As for the teams that did make the playoffs, I think I'd like to see an Astros-White Sox matchup in the World Series. The White Sox' official MLB site mentions that the team has no longstanding traditions, not even the lovable-loser tradition of the Cubs (and it belongs to them now that the Bosox won it all last year). The Cardinals are OK, I guess, and so are the Angels, but I want to see the Astros and White Sox in there. At least if the Chisox make it, I can finally get myself a black Sox uniform top without anyone asking me what gang I'm in...

Qantas Airlines' "gripe sheet"

After every flight, Qantas pilots fill out a form, called a "gripe sheet", which tells mechanics about problems with the aircraft. The mechanics correct the problems, document their repairs on the form, and then pilots review the gripe sheets before the next flight. Never let it be said that ground crews lack a sense of humor. Here are some actual maintenance complaints submitted by Qantas' pilots (marked with a P) and the solutions recorded (marked with an S) by maintenance engineers.

P: Left inside main tire almost needs replacement.
S: Almost replaced left inside main tire.

P: Test flight OK, except Auto-land very rough.
S: Auto-land not installed on this aircraft.

P: Something loose in cockpit.
S: Something tightened in cockpit.

P: Dead bugs on windshield.
S: Live bugs on back-order.

P: Autopilot in altitude-hold mode produces a 200 feet per minute descent.
S: Cannot reproduce problem on ground.

P: Evidence of leak on right main landing gear.
S: Evidence removed.

P: DME volume unbelievably loud.
S: DME volume set to more believable level.

P: Friction locks cause throttle levers to stick.
S: That's what they're for.

P: IFF inoperative.
S: IFF always inoperative in OFF mode.

P: Suspected crack in windshield.
S: Suspect you're right.

P: Number 3 engine missing.
S: Engine found on right wing after brief search.
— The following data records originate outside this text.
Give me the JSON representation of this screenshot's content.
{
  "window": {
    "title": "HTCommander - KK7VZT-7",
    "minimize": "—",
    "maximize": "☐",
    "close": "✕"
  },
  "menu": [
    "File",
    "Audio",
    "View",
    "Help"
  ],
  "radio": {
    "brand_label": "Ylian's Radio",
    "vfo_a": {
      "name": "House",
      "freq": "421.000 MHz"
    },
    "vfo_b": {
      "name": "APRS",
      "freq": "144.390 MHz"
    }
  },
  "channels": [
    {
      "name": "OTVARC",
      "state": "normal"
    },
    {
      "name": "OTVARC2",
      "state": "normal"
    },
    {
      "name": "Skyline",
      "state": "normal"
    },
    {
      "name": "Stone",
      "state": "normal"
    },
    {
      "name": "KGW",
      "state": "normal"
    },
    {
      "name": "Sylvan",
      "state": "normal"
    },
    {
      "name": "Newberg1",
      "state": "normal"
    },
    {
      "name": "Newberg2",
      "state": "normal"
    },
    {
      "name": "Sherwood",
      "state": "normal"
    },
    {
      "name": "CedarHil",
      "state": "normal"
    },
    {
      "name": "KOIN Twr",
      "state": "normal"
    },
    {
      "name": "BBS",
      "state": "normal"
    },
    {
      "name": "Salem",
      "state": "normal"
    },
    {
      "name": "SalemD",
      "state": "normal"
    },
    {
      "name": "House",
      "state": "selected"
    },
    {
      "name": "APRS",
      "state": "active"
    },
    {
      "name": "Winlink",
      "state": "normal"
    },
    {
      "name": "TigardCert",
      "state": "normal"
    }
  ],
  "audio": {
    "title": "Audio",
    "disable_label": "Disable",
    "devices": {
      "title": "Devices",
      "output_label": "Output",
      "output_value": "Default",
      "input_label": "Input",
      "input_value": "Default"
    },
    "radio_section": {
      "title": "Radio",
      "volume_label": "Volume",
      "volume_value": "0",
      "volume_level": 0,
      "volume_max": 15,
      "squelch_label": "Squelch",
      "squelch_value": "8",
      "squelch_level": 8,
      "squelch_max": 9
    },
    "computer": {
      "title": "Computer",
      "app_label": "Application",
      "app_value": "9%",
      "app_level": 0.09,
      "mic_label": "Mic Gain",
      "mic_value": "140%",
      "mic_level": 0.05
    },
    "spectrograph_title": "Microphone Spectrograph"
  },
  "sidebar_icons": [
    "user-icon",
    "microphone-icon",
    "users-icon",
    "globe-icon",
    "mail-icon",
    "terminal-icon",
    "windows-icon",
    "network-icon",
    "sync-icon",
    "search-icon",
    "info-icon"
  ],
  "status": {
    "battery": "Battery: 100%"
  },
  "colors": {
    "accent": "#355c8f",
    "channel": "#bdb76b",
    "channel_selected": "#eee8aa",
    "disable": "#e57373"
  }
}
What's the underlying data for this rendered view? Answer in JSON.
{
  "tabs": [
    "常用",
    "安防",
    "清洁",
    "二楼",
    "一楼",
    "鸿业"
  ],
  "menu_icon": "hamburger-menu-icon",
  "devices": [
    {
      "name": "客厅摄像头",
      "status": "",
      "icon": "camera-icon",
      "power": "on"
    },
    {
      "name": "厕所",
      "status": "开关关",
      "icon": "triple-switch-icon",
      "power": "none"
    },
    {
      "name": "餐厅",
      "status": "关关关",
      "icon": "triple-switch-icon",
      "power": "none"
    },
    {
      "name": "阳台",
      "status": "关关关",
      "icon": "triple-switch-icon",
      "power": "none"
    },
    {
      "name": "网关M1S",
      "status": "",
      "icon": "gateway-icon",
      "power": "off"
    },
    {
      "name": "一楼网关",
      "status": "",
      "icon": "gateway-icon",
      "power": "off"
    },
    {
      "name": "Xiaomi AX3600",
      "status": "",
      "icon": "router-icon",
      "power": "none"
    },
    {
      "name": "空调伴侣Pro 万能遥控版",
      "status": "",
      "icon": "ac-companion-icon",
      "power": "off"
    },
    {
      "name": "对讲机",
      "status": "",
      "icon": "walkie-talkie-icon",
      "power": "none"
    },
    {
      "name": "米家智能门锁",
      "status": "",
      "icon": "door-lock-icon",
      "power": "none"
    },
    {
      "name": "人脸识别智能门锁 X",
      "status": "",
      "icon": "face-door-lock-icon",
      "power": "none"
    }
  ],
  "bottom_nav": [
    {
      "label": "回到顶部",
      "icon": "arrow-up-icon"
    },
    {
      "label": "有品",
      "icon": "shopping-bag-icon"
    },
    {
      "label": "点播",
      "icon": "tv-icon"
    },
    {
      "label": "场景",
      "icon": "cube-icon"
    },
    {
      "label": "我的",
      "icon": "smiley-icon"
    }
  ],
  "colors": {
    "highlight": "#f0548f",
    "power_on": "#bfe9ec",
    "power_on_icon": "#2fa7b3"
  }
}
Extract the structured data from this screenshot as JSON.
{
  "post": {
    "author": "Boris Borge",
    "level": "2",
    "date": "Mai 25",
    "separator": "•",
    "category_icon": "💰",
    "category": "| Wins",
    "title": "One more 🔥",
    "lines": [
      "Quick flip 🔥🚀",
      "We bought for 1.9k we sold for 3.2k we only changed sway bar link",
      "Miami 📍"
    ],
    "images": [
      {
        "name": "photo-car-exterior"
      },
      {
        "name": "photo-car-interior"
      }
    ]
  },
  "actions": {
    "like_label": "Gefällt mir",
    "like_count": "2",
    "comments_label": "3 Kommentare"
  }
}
P: Aircraft handles funny.
S: Aircraft warned to straighten up, fly right, and be serious.

P: Target radar hums.
S: Reprogrammed target radar with lyrics.

P: Mouse in cockpit.
S: Cat installed.

And the best one for last.................

P: Noise coming from under instrument panel. Sounds like a midget pounding on something with a hammer.
S: Took hammer away from midget

(a reply posted on a message board where "Gripe Sheet" was posted)

Used to be a crewchief on Army helicopters. Had a pilot once write up "Seat cushion excessively crushed." My corrective action? "Removed fat-ass pilot." The QC officer was not amused at all...